[Records from a collection]
------------------------------------------------------------------------
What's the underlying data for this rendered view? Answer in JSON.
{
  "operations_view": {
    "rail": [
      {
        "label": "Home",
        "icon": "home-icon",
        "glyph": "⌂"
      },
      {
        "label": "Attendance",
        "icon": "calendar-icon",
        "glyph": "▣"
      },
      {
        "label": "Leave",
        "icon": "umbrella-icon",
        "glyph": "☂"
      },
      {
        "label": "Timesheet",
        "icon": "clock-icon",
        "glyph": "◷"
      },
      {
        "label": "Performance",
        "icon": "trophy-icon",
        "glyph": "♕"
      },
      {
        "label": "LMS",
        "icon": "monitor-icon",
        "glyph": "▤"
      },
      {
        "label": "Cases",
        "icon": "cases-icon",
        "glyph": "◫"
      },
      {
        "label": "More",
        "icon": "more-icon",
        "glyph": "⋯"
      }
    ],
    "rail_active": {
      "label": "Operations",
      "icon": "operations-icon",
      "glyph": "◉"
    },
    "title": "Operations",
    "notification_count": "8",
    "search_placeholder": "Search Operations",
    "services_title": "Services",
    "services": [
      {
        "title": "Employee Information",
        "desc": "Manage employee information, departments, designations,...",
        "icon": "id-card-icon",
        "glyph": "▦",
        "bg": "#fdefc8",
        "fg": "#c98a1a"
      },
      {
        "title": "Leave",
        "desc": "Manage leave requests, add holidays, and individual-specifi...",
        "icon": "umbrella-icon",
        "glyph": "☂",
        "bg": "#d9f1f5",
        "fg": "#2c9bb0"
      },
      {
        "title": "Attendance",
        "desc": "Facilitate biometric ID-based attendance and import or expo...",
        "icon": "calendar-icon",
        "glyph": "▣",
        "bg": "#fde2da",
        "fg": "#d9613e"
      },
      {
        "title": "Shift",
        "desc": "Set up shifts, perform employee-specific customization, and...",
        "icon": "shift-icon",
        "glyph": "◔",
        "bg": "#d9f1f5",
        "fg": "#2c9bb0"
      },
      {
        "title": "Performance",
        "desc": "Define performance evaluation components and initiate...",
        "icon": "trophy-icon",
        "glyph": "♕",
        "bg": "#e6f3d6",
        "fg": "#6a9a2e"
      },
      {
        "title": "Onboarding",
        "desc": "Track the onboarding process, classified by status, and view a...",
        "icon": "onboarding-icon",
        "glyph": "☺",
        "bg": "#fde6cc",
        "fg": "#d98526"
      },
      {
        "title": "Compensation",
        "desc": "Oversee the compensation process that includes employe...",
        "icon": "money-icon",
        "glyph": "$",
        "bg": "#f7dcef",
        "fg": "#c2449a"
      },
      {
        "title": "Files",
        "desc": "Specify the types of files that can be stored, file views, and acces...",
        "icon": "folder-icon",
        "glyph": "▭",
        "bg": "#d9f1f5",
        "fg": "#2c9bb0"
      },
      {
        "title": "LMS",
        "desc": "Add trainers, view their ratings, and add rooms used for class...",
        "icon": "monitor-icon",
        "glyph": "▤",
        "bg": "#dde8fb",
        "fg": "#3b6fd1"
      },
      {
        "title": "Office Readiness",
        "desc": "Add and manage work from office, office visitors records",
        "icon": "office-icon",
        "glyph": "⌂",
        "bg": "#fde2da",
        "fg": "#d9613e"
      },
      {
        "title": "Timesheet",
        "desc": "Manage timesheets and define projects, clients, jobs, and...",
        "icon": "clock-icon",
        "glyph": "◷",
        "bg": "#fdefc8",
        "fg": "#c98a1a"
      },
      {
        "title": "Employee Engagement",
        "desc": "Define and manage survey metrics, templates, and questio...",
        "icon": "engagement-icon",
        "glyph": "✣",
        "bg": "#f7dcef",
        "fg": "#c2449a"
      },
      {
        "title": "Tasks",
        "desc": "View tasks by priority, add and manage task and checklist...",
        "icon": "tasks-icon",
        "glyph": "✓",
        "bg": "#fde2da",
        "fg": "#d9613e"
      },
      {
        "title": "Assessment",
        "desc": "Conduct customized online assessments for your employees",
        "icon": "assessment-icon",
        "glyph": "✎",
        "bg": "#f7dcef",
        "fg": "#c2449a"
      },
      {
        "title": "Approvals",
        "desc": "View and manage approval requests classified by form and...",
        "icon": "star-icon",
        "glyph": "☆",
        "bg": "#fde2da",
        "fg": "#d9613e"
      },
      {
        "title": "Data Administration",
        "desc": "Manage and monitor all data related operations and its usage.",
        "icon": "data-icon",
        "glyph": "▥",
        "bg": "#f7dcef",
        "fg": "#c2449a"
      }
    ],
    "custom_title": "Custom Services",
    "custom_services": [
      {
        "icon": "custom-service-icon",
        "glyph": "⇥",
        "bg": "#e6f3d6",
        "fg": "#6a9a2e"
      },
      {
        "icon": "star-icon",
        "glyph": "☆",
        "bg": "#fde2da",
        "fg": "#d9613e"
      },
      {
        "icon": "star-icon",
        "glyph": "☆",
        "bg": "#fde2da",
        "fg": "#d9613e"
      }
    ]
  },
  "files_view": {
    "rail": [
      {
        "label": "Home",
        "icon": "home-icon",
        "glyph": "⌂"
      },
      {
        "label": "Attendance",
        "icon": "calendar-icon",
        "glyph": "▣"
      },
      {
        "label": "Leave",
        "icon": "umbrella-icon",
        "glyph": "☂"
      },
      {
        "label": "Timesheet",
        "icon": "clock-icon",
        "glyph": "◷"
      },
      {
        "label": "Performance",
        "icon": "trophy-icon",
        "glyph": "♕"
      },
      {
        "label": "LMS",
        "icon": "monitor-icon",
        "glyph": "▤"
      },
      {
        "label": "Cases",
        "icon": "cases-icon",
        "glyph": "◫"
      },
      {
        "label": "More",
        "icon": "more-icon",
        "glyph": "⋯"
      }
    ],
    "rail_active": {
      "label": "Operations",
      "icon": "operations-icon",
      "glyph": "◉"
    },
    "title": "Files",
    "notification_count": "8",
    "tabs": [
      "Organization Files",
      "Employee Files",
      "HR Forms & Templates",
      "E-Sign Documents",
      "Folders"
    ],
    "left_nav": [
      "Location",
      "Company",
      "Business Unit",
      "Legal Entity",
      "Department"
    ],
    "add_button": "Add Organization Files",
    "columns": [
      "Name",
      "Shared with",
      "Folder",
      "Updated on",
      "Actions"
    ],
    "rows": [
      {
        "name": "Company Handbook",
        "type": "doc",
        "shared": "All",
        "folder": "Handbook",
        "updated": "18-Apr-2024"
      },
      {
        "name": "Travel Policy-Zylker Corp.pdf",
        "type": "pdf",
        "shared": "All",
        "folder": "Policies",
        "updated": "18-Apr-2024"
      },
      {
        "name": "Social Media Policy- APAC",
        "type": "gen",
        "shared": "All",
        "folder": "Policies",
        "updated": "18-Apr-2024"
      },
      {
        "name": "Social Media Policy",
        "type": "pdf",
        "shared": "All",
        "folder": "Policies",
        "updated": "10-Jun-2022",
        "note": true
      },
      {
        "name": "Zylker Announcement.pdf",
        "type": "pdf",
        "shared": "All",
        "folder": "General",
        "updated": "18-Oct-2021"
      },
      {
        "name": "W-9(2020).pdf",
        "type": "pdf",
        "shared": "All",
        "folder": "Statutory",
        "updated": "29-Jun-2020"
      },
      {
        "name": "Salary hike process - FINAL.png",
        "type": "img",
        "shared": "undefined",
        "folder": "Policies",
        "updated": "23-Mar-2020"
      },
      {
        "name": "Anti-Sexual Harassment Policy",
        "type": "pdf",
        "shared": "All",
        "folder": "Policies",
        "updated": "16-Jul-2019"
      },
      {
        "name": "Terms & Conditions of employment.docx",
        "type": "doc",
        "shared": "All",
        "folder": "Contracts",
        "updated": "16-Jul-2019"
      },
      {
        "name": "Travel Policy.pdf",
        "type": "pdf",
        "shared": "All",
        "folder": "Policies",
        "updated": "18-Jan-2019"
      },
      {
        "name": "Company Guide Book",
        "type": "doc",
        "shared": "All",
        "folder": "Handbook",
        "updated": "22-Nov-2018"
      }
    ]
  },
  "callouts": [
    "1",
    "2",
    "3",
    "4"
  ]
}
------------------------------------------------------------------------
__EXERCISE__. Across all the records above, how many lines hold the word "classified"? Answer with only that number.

__WRITTEN ANSWER__. 2